in somewhat different ways since then. But I remember that
in that class Larry was a terrific professor and great researcher
spending time in his classroom talking about the thing that
he was really passionate about. I thought, "This is what
I want to do."
caught the bug.
Absolutely. I saw that this experience replicated in many
other contexts at Kellogg after that, but that class was really
like a bolt of lightning for me in my career.
Magee: One of the things that shaped my passion for teaching
was the intellectual competitiveness of the profession, and
you'd find that to be a common characteristic across faculty
anywhere, but certainly at Kellogg. This is where the kids
who really, really wanted to get the highest score on the
algebra test end up. [laughs] Another thing that's shaped
my path is teaching. As much as anything, my teaching has
helped give me a lot of research ideas.
might say that teaching is a distraction from the "real"
work of researching, but that doesn't sound like the case
No. Ideally you're going to be teaching in an area that stimulates
your research, so even if a student doesn't ask a probing
question, as you're getting ready to teach you are anticipating
what the students might ask. In that preparation you may find
a research idea.
you oversee the curriculum. If you discover an area that no
longer seems to have the same relevance it had a year ago,
will you jettison entire courses?
I'm not anticipating that I'm going to find lots of irrelevant
areas, because one of the things that Kellogg has been good
at is responding to the market and continually evolving. We
have lots of pieces and programs. I'm exploring ways to combine
those programs to create additional value. Also, if we're
doing our jobs as teachers we should be challenging students,
providing them with fresh material and insights, and challenging
their assumptions and mental models. There are people in this
school who do that very well. Daniel Diermeier, for instance.
He was professor of the year this past year and is very good
at challenging students, but at the same time creating a fun
and supportive classroom environment. Steve Rogers is another
As an instructor, the best thing that can happen to you is
to have an alum say "I thought of you today because I
used what you taught me at Kellogg to avoid a mistake or see
an opportunity." We want to make sure we're giving people
what they need for their careers.
The quality of classroom teaching at Kellogg today is very
strong. We have delivered very well on the classroom experience.
We need to realize that the classroom is an extremely important
part of our teaching, but that there are other aspects to
the job that are also important. For instance, textbook writing.
Textbooks enable your teaching to have a kind of legacy as
you make a real contribution to your field.
a physical manifestation of the faculty's knowledge.
It's a physical manifestation of how we as teachers have conceptualized
the area in which we are teaching, and helped shape that area.
One of the distinctions that Kellogg has had over the years
is that this is a place out of which textbooks have emerged
that have shaped the field.

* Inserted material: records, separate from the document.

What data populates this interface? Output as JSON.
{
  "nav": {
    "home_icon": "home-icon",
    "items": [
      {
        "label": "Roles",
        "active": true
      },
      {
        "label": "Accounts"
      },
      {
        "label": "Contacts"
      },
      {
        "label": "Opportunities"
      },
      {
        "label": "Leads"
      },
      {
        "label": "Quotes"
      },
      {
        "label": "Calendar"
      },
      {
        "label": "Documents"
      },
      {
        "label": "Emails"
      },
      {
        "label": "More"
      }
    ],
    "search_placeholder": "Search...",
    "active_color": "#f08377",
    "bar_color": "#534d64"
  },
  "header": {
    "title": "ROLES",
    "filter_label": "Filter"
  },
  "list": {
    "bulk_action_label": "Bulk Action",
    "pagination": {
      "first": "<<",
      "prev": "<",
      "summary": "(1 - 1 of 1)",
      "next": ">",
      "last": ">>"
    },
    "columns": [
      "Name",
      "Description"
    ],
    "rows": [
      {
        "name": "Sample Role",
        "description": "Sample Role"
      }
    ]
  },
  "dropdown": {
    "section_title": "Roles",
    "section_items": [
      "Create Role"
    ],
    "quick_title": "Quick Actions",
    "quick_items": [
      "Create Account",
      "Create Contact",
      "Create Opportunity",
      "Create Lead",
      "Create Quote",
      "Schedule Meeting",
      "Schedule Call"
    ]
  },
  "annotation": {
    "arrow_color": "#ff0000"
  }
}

This is a very important part
of the teaching mission.
seems like a great way to celebrate faculty excellence. What
will be your biggest challenge, Dean Magee?
Retaining faculty is going to be a big issue. It's not easy
to do, so we must ensure that Kellogg remains competitive
in the packages we offer. Those packages are multi-dimensional,
involving compensation, but also the resources available to
a faculty member, including the quality of the colleagues
here. If you look at where Kellogg lands in national rankings,
you'll find us up in the Top 5 in virtually every category,
and No. 1 in general management, marketing and executive masters
programs. So we have to work at keeping many areas of strength
-- and keep improving all those areas.